American Anthropological Association Annual Meeting location:San Francisco (USA) date:19-23 November 2008

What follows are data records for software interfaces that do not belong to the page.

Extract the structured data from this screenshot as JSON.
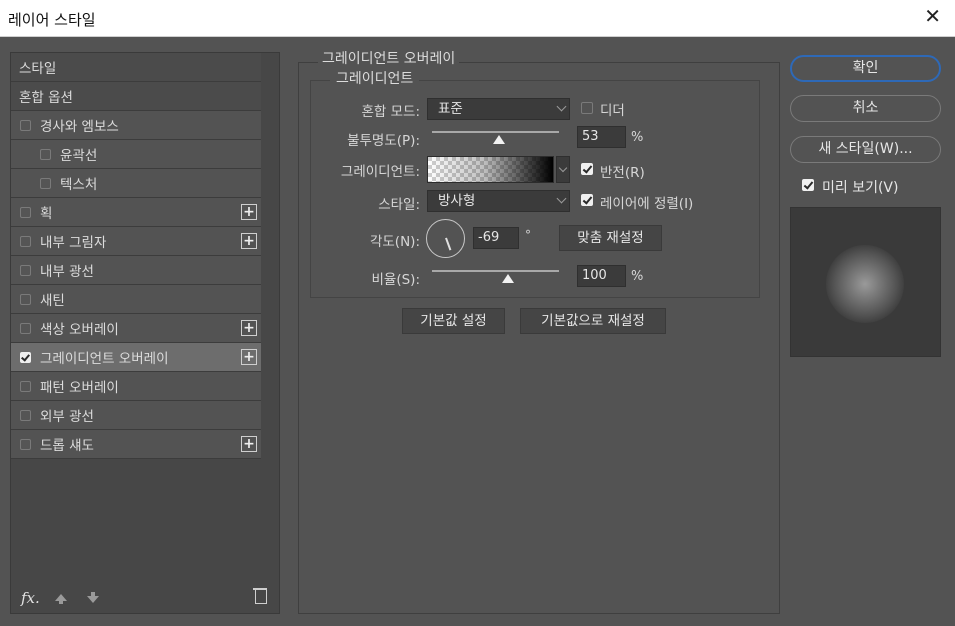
{
  "window": {
    "title": "레이어 스타일",
    "close_glyph": "✕"
  },
  "left_panel": {
    "items": [
      {
        "label": "스타일",
        "checkbox": false,
        "checked": false,
        "plus": false,
        "sub": false,
        "header": true
      },
      {
        "label": "혼합 옵션",
        "checkbox": false,
        "checked": false,
        "plus": false,
        "sub": false,
        "header": true
      },
      {
        "label": "경사와 엠보스",
        "checkbox": true,
        "checked": false,
        "plus": false,
        "sub": false
      },
      {
        "label": "윤곽선",
        "checkbox": true,
        "checked": false,
        "plus": false,
        "sub": true
      },
      {
        "label": "텍스처",
        "checkbox": true,
        "checked": false,
        "plus": false,
        "sub": true
      },
      {
        "label": "획",
        "checkbox": true,
        "checked": false,
        "plus": true,
        "sub": false
      },
      {
        "label": "내부 그림자",
        "checkbox": true,
        "checked": false,
        "plus": true,
        "sub": false
      },
      {
        "label": "내부 광선",
        "checkbox": true,
        "checked": false,
        "plus": false,
        "sub": false
      },
      {
        "label": "새틴",
        "checkbox": true,
        "checked": false,
        "plus": false,
        "sub": false
      },
      {
        "label": "색상 오버레이",
        "checkbox": true,
        "checked": false,
        "plus": true,
        "sub": false
      },
      {
        "label": "그레이디언트 오버레이",
        "checkbox": true,
        "checked": true,
        "plus": true,
        "sub": false,
        "selected": true
      },
      {
        "label": "패턴 오버레이",
        "checkbox": true,
        "checked": false,
        "plus": false,
        "sub": false
      },
      {
        "label": "외부 광선",
        "checkbox": true,
        "checked": false,
        "plus": false,
        "sub": false
      },
      {
        "label": "드롭 섀도",
        "checkbox": true,
        "checked": false,
        "plus": true,
        "sub": false
      }
    ],
    "plus_glyph": "+",
    "fx_label": "fx."
  },
  "panel": {
    "section_title": "그레이디언트 오버레이",
    "group_title": "그레이디언트",
    "blend_mode_label": "혼합 모드:",
    "blend_mode_value": "표준",
    "dither_label": "디더",
    "dither_checked": false,
    "opacity_label": "불투명도(P):",
    "opacity_value": "53",
    "opacity_fraction": 0.53,
    "percent": "%",
    "gradient_label": "그레이디언트:",
    "reverse_label": "반전(R)",
    "reverse_checked": true,
    "style_label": "스타일:",
    "style_value": "방사형",
    "align_label": "레이어에 정렬(I)",
    "align_checked": true,
    "angle_label": "각도(N):",
    "angle_value": "-69",
    "degree": "°",
    "reset_align_button": "맞춤 재설정",
    "scale_label": "비율(S):",
    "scale_value": "100",
    "scale_fraction": 0.6,
    "make_default_button": "기본값 설정",
    "reset_default_button": "기본값으로 재설정"
  },
  "right_panel": {
    "ok_button": "확인",
    "cancel_button": "취소",
    "new_style_button": "새 스타일(W)...",
    "preview_label": "미리 보기(V)",
    "preview_checked": true
  }
}
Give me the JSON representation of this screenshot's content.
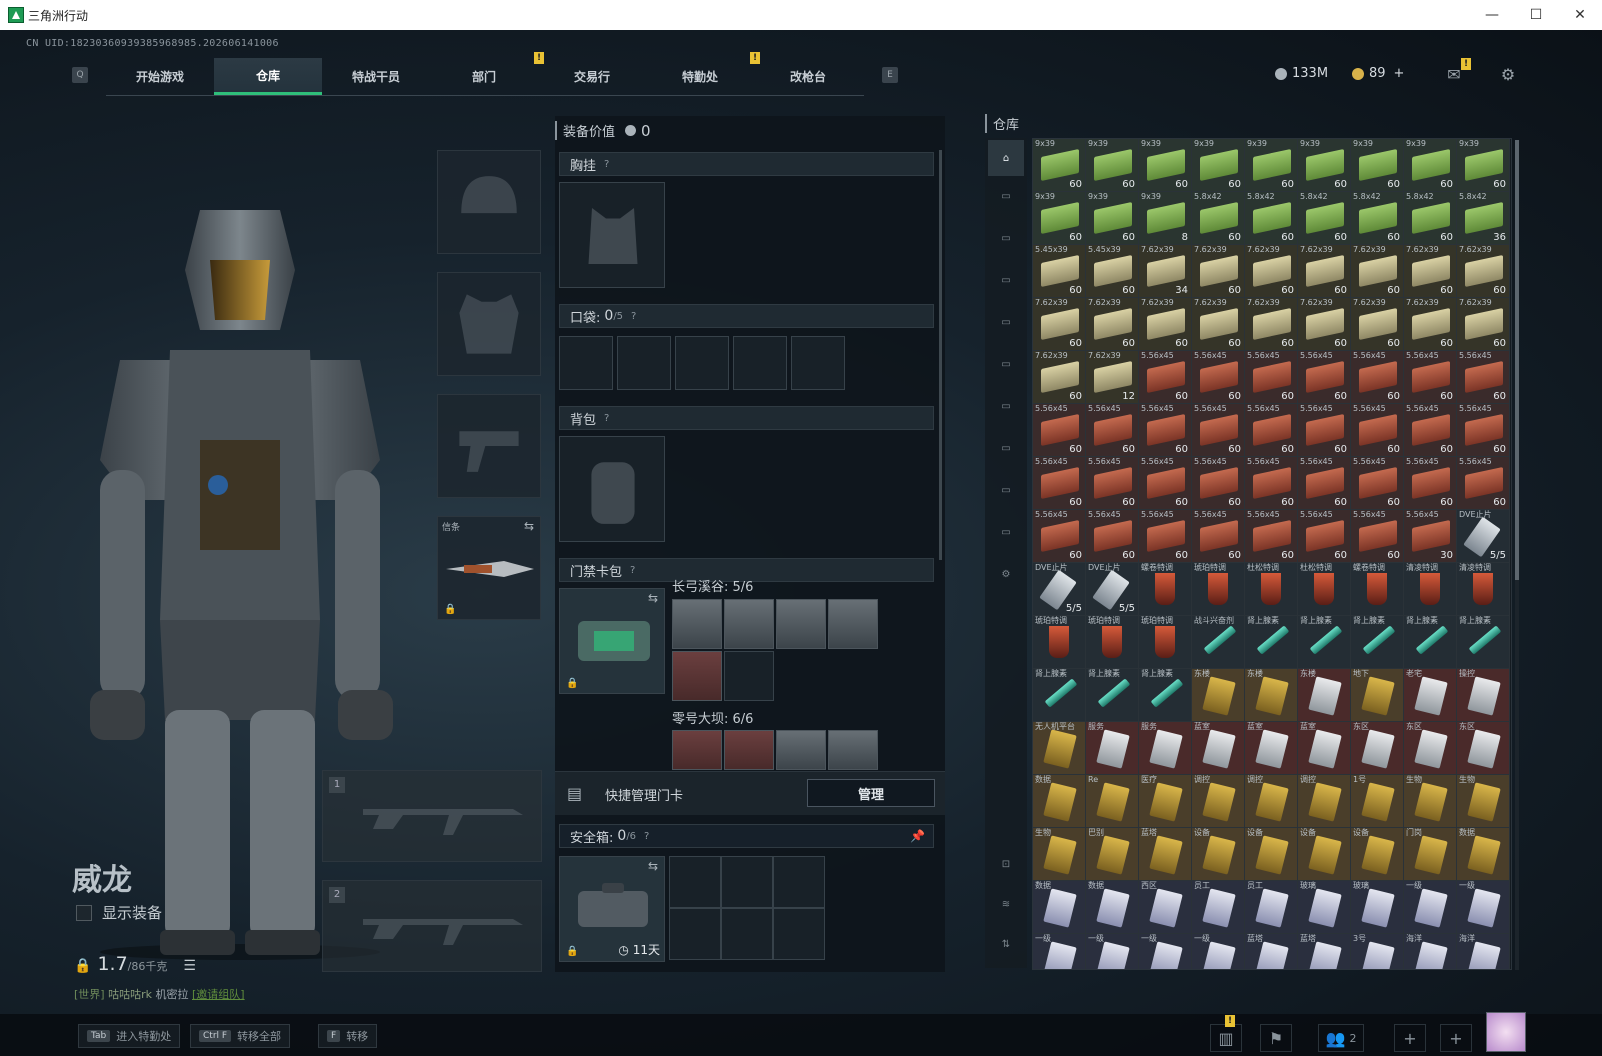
{
  "window": {
    "title": "三角洲行动",
    "minimize": "—",
    "maximize": "☐",
    "close": "✕"
  },
  "uid": "CN UID:18230360939385968985.202606141006",
  "nav": {
    "key_left": "Q",
    "key_right": "E",
    "tabs": [
      {
        "label": "开始游戏"
      },
      {
        "label": "仓库"
      },
      {
        "label": "特战干员"
      },
      {
        "label": "部门",
        "badge": "!"
      },
      {
        "label": "交易行"
      },
      {
        "label": "特勤处",
        "badge": "!"
      },
      {
        "label": "改枪台"
      }
    ]
  },
  "currency": {
    "silver": "133M",
    "gold": "89",
    "plus": "+"
  },
  "mail_badge": "!",
  "operator": {
    "name": "威龙",
    "show_gear": "显示装备",
    "weight": "1.7",
    "weight_unit": "/86千克"
  },
  "chat": {
    "channel": "[世界]",
    "name": "咕咕咕rk",
    "msg": "机密拉",
    "link": "[邀请组队]"
  },
  "gear": {
    "melee_label": "信条",
    "weapon1": "1",
    "weapon2": "2"
  },
  "loadout": {
    "value_label": "装备价值",
    "value": "0",
    "chest": "胸挂",
    "pocket": "口袋:",
    "pocket_count": "0",
    "pocket_cap": "/5",
    "backpack": "背包",
    "keycard_pack": "门禁卡包",
    "keyset1": {
      "name": "长弓溪谷:",
      "count": "5/6"
    },
    "keyset2": {
      "name": "零号大坝:",
      "count": "6/6"
    },
    "quick_manage": "快捷管理门卡",
    "manage_btn": "管理",
    "safe_box": "安全箱:",
    "safe_count": "0",
    "safe_cap": "/6",
    "safe_timer": "11天",
    "help": "?"
  },
  "warehouse": {
    "title": "仓库",
    "items": [
      {
        "l": "9x39",
        "c": "60",
        "t": "green"
      },
      {
        "l": "9x39",
        "c": "60",
        "t": "green"
      },
      {
        "l": "9x39",
        "c": "60",
        "t": "green"
      },
      {
        "l": "9x39",
        "c": "60",
        "t": "green"
      },
      {
        "l": "9x39",
        "c": "60",
        "t": "green"
      },
      {
        "l": "9x39",
        "c": "60",
        "t": "green"
      },
      {
        "l": "9x39",
        "c": "60",
        "t": "green"
      },
      {
        "l": "9x39",
        "c": "60",
        "t": "green"
      },
      {
        "l": "9x39",
        "c": "60",
        "t": "green"
      },
      {
        "l": "9x39",
        "c": "60",
        "t": "green"
      },
      {
        "l": "9x39",
        "c": "60",
        "t": "green"
      },
      {
        "l": "9x39",
        "c": "8",
        "t": "green"
      },
      {
        "l": "5.8x42",
        "c": "60",
        "t": "green"
      },
      {
        "l": "5.8x42",
        "c": "60",
        "t": "green"
      },
      {
        "l": "5.8x42",
        "c": "60",
        "t": "green"
      },
      {
        "l": "5.8x42",
        "c": "60",
        "t": "green"
      },
      {
        "l": "5.8x42",
        "c": "60",
        "t": "green"
      },
      {
        "l": "5.8x42",
        "c": "36",
        "t": "green"
      },
      {
        "l": "5.45x39",
        "c": "60",
        "t": "tan"
      },
      {
        "l": "5.45x39",
        "c": "60",
        "t": "tan"
      },
      {
        "l": "7.62x39",
        "c": "34",
        "t": "tan"
      },
      {
        "l": "7.62x39",
        "c": "60",
        "t": "tan"
      },
      {
        "l": "7.62x39",
        "c": "60",
        "t": "tan"
      },
      {
        "l": "7.62x39",
        "c": "60",
        "t": "tan"
      },
      {
        "l": "7.62x39",
        "c": "60",
        "t": "tan"
      },
      {
        "l": "7.62x39",
        "c": "60",
        "t": "tan"
      },
      {
        "l": "7.62x39",
        "c": "60",
        "t": "tan"
      },
      {
        "l": "7.62x39",
        "c": "60",
        "t": "tan"
      },
      {
        "l": "7.62x39",
        "c": "60",
        "t": "tan"
      },
      {
        "l": "7.62x39",
        "c": "60",
        "t": "tan"
      },
      {
        "l": "7.62x39",
        "c": "60",
        "t": "tan"
      },
      {
        "l": "7.62x39",
        "c": "60",
        "t": "tan"
      },
      {
        "l": "7.62x39",
        "c": "60",
        "t": "tan"
      },
      {
        "l": "7.62x39",
        "c": "60",
        "t": "tan"
      },
      {
        "l": "7.62x39",
        "c": "60",
        "t": "tan"
      },
      {
        "l": "7.62x39",
        "c": "60",
        "t": "tan"
      },
      {
        "l": "7.62x39",
        "c": "60",
        "t": "tan"
      },
      {
        "l": "7.62x39",
        "c": "12",
        "t": "tan"
      },
      {
        "l": "5.56x45",
        "c": "60",
        "t": "red"
      },
      {
        "l": "5.56x45",
        "c": "60",
        "t": "red"
      },
      {
        "l": "5.56x45",
        "c": "60",
        "t": "red"
      },
      {
        "l": "5.56x45",
        "c": "60",
        "t": "red"
      },
      {
        "l": "5.56x45",
        "c": "60",
        "t": "red"
      },
      {
        "l": "5.56x45",
        "c": "60",
        "t": "red"
      },
      {
        "l": "5.56x45",
        "c": "60",
        "t": "red"
      },
      {
        "l": "5.56x45",
        "c": "60",
        "t": "red"
      },
      {
        "l": "5.56x45",
        "c": "60",
        "t": "red"
      },
      {
        "l": "5.56x45",
        "c": "60",
        "t": "red"
      },
      {
        "l": "5.56x45",
        "c": "60",
        "t": "red"
      },
      {
        "l": "5.56x45",
        "c": "60",
        "t": "red"
      },
      {
        "l": "5.56x45",
        "c": "60",
        "t": "red"
      },
      {
        "l": "5.56x45",
        "c": "60",
        "t": "red"
      },
      {
        "l": "5.56x45",
        "c": "60",
        "t": "red"
      },
      {
        "l": "5.56x45",
        "c": "60",
        "t": "red"
      },
      {
        "l": "5.56x45",
        "c": "60",
        "t": "red"
      },
      {
        "l": "5.56x45",
        "c": "60",
        "t": "red"
      },
      {
        "l": "5.56x45",
        "c": "60",
        "t": "red"
      },
      {
        "l": "5.56x45",
        "c": "60",
        "t": "red"
      },
      {
        "l": "5.56x45",
        "c": "60",
        "t": "red"
      },
      {
        "l": "5.56x45",
        "c": "60",
        "t": "red"
      },
      {
        "l": "5.56x45",
        "c": "60",
        "t": "red"
      },
      {
        "l": "5.56x45",
        "c": "60",
        "t": "red"
      },
      {
        "l": "5.56x45",
        "c": "60",
        "t": "red"
      },
      {
        "l": "5.56x45",
        "c": "60",
        "t": "red"
      },
      {
        "l": "5.56x45",
        "c": "60",
        "t": "red"
      },
      {
        "l": "5.56x45",
        "c": "60",
        "t": "red"
      },
      {
        "l": "5.56x45",
        "c": "60",
        "t": "red"
      },
      {
        "l": "5.56x45",
        "c": "60",
        "t": "red"
      },
      {
        "l": "5.56x45",
        "c": "60",
        "t": "red"
      },
      {
        "l": "5.56x45",
        "c": "60",
        "t": "red"
      },
      {
        "l": "5.56x45",
        "c": "30",
        "t": "red"
      },
      {
        "l": "DVE止片",
        "c": "5/5",
        "t": "dve"
      },
      {
        "l": "DVE止片",
        "c": "5/5",
        "t": "dve"
      },
      {
        "l": "DVE止片",
        "c": "5/5",
        "t": "dve"
      },
      {
        "l": "螺卷特调",
        "c": "",
        "t": "glass"
      },
      {
        "l": "琥珀特调",
        "c": "",
        "t": "glass"
      },
      {
        "l": "杜松特调",
        "c": "",
        "t": "glass"
      },
      {
        "l": "杜松特调",
        "c": "",
        "t": "glass"
      },
      {
        "l": "螺卷特调",
        "c": "",
        "t": "glass"
      },
      {
        "l": "清凌特调",
        "c": "",
        "t": "glass"
      },
      {
        "l": "清凌特调",
        "c": "",
        "t": "glass"
      },
      {
        "l": "琥珀特调",
        "c": "",
        "t": "glass"
      },
      {
        "l": "琥珀特调",
        "c": "",
        "t": "glass"
      },
      {
        "l": "琥珀特调",
        "c": "",
        "t": "glass"
      },
      {
        "l": "战斗兴奋剂",
        "c": "",
        "t": "syr"
      },
      {
        "l": "肾上腺素",
        "c": "",
        "t": "syr"
      },
      {
        "l": "肾上腺素",
        "c": "",
        "t": "syr"
      },
      {
        "l": "肾上腺素",
        "c": "",
        "t": "syr"
      },
      {
        "l": "肾上腺素",
        "c": "",
        "t": "syr"
      },
      {
        "l": "肾上腺素",
        "c": "",
        "t": "syr"
      },
      {
        "l": "肾上腺素",
        "c": "",
        "t": "syr"
      },
      {
        "l": "肾上腺素",
        "c": "",
        "t": "syr"
      },
      {
        "l": "肾上腺素",
        "c": "",
        "t": "syr"
      },
      {
        "l": "东楼",
        "c": "",
        "t": "keyg"
      },
      {
        "l": "东楼",
        "c": "",
        "t": "keyg"
      },
      {
        "l": "东楼",
        "c": "",
        "t": "keyr"
      },
      {
        "l": "地下",
        "c": "",
        "t": "keyg"
      },
      {
        "l": "老宅",
        "c": "",
        "t": "keyr"
      },
      {
        "l": "操控",
        "c": "",
        "t": "keyr"
      },
      {
        "l": "无人机平台",
        "c": "",
        "t": "keyg"
      },
      {
        "l": "服务",
        "c": "",
        "t": "keyr"
      },
      {
        "l": "服务",
        "c": "",
        "t": "keyr"
      },
      {
        "l": "蓝室",
        "c": "",
        "t": "keyr"
      },
      {
        "l": "蓝室",
        "c": "",
        "t": "keyr"
      },
      {
        "l": "蓝室",
        "c": "",
        "t": "keyr"
      },
      {
        "l": "东区",
        "c": "",
        "t": "keyr"
      },
      {
        "l": "东区",
        "c": "",
        "t": "keyr"
      },
      {
        "l": "东区",
        "c": "",
        "t": "keyr"
      },
      {
        "l": "数据",
        "c": "",
        "t": "keyg"
      },
      {
        "l": "Re",
        "c": "",
        "t": "keyg"
      },
      {
        "l": "医疗",
        "c": "",
        "t": "keyg"
      },
      {
        "l": "调控",
        "c": "",
        "t": "keyg"
      },
      {
        "l": "调控",
        "c": "",
        "t": "keyg"
      },
      {
        "l": "调控",
        "c": "",
        "t": "keyg"
      },
      {
        "l": "1号",
        "c": "",
        "t": "keyg"
      },
      {
        "l": "生物",
        "c": "",
        "t": "keyg"
      },
      {
        "l": "生物",
        "c": "",
        "t": "keyg"
      },
      {
        "l": "生物",
        "c": "",
        "t": "keyg"
      },
      {
        "l": "巴别",
        "c": "",
        "t": "keyg"
      },
      {
        "l": "蓝塔",
        "c": "",
        "t": "keyg"
      },
      {
        "l": "设备",
        "c": "",
        "t": "keyg"
      },
      {
        "l": "设备",
        "c": "",
        "t": "keyg"
      },
      {
        "l": "设备",
        "c": "",
        "t": "keyg"
      },
      {
        "l": "设备",
        "c": "",
        "t": "keyg"
      },
      {
        "l": "门岗",
        "c": "",
        "t": "keyg"
      },
      {
        "l": "数据",
        "c": "",
        "t": "keyg"
      },
      {
        "l": "数据",
        "c": "",
        "t": "keyb"
      },
      {
        "l": "数据",
        "c": "",
        "t": "keyb"
      },
      {
        "l": "西区",
        "c": "",
        "t": "keyb"
      },
      {
        "l": "员工",
        "c": "",
        "t": "keyb"
      },
      {
        "l": "员工",
        "c": "",
        "t": "keyb"
      },
      {
        "l": "玻璃",
        "c": "",
        "t": "keyb"
      },
      {
        "l": "玻璃",
        "c": "",
        "t": "keyb"
      },
      {
        "l": "一级",
        "c": "",
        "t": "keyb"
      },
      {
        "l": "一级",
        "c": "",
        "t": "keyb"
      },
      {
        "l": "一级",
        "c": "",
        "t": "keyb"
      },
      {
        "l": "一级",
        "c": "",
        "t": "keyb"
      },
      {
        "l": "一级",
        "c": "",
        "t": "keyb"
      },
      {
        "l": "一级",
        "c": "",
        "t": "keyb"
      },
      {
        "l": "蓝塔",
        "c": "",
        "t": "keyb"
      },
      {
        "l": "蓝塔",
        "c": "",
        "t": "keyb"
      },
      {
        "l": "3号",
        "c": "",
        "t": "keyb"
      },
      {
        "l": "海洋",
        "c": "",
        "t": "keyb"
      },
      {
        "l": "海洋",
        "c": "",
        "t": "keyb"
      }
    ]
  },
  "bottom": {
    "hint1_key": "Tab",
    "hint1": "进入特勤处",
    "hint2_key": "Ctrl F",
    "hint2": "转移全部",
    "hint3_key": "F",
    "hint3": "转移",
    "friends": "2",
    "badge": "!"
  },
  "colors": {
    "accent": "#2fbf7a",
    "badge": "#e9c234"
  }
}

Senegal has an HIV/AIDS prevalence rate of less than 1%, a success generally attributed to the country's quick response to the epidemic in the early 1980s and continued efforts to curtail the spread of the epidemic. However, as the bulk of the healthcare infrastructure and support for HIV-positive individuals and AIDS patients are located in urban areas, there exists little accurate information on HIV/AIDS in rural areas. Focus group interviews with rural women held in 2006 in the regions of Kolda and Tambacounda revealed that the stigma of AIDS remains an enormous problem in rural Senegal. HIV/AIDS is generally equated with unavoidable death, divorce, and the economic collapse of the family despite the fact that most of the participants in these focus groups had already attended one or more local HIV/AIDS campaign. The ineffectiveness of HIV/AIDS awareness messages in rural areas is strongly related to their lack of cultural sensitivity, just following pre-prepared routines and patterns and overlooking the specific cultural particularities in multi-ethnic rural Senegal. There is an urgent need for interdisciplinary research and collaboration between anthropologists and HIV/AIDS experts from other disciplines, to provide culturally appropriate awareness education campaigns that will be meaningful for peer groups such as rural women, one of the groups in Senegal that are most vulnerable to become infected with HIV.